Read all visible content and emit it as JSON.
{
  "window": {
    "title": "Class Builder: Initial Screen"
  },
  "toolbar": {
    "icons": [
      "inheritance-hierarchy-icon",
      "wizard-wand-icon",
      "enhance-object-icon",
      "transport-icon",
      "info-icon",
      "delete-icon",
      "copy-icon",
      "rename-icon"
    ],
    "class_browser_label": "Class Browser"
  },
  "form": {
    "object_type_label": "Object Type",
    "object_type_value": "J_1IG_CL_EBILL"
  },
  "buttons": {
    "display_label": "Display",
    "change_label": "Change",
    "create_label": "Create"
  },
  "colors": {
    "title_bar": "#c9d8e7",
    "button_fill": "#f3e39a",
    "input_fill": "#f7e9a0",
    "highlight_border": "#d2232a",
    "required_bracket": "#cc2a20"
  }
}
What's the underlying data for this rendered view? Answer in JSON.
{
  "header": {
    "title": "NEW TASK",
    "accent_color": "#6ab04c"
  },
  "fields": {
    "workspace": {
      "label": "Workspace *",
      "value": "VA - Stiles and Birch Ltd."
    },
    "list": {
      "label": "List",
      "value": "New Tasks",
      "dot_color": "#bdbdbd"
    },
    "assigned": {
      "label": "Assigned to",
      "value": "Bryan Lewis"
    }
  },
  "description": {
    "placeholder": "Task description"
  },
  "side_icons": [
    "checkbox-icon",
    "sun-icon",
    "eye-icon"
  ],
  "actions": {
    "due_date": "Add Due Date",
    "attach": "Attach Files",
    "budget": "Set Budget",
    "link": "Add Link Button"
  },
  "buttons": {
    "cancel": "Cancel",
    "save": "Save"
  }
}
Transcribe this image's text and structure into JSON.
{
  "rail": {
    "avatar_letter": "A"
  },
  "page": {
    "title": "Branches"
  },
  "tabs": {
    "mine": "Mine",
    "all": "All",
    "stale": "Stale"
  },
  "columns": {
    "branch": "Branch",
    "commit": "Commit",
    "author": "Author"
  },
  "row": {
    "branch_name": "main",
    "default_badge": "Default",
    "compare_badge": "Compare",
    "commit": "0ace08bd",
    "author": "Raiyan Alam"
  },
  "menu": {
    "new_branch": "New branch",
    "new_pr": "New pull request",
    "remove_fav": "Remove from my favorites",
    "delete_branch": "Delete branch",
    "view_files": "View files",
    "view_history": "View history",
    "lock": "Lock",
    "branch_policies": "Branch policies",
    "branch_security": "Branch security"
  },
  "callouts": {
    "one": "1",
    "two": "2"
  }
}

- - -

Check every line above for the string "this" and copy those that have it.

Response |
What's the underlying data for this rendered view? Answer in JSON.
Transcribe this image's text and structure into JSON.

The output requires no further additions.